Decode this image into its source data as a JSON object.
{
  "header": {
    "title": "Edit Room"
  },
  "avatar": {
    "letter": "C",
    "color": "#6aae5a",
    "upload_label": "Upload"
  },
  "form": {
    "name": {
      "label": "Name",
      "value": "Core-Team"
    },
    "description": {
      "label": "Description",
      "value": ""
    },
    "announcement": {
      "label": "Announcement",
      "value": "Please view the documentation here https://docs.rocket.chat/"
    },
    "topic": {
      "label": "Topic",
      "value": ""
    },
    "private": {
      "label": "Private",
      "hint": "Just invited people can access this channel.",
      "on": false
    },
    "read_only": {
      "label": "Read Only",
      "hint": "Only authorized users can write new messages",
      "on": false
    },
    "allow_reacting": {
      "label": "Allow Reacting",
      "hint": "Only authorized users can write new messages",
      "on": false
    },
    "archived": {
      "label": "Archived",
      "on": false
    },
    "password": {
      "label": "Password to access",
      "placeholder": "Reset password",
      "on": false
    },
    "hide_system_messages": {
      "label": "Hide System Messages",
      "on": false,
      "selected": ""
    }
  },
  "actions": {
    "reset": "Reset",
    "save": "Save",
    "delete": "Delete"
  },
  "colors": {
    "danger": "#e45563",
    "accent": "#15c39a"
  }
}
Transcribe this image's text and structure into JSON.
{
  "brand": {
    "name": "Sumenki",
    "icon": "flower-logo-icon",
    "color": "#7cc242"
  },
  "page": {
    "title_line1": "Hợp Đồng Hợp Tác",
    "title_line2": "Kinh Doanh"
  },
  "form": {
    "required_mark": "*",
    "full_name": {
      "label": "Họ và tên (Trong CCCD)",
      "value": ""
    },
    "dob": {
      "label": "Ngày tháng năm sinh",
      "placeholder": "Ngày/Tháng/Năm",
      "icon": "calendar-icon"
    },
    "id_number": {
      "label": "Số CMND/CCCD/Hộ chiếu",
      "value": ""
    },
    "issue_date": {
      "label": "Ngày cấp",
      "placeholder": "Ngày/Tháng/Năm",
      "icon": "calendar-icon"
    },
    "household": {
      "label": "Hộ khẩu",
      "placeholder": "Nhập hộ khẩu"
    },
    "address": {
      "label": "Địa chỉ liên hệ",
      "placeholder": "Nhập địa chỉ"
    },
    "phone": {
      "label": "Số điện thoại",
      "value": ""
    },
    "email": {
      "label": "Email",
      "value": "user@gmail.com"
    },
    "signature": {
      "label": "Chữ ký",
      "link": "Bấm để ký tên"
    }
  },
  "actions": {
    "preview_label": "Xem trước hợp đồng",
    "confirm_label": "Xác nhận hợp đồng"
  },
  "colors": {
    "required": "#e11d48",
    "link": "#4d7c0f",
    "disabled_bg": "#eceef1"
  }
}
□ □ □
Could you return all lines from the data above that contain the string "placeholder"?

      "placeholder": "Reset password",
      "placeholder": "Ngày/Tháng/Năm",
      "placeholder": "Ngày/Tháng/Năm",
      "placeholder": "Nhập hộ khẩu"
      "placeholder": "Nhập địa chỉ"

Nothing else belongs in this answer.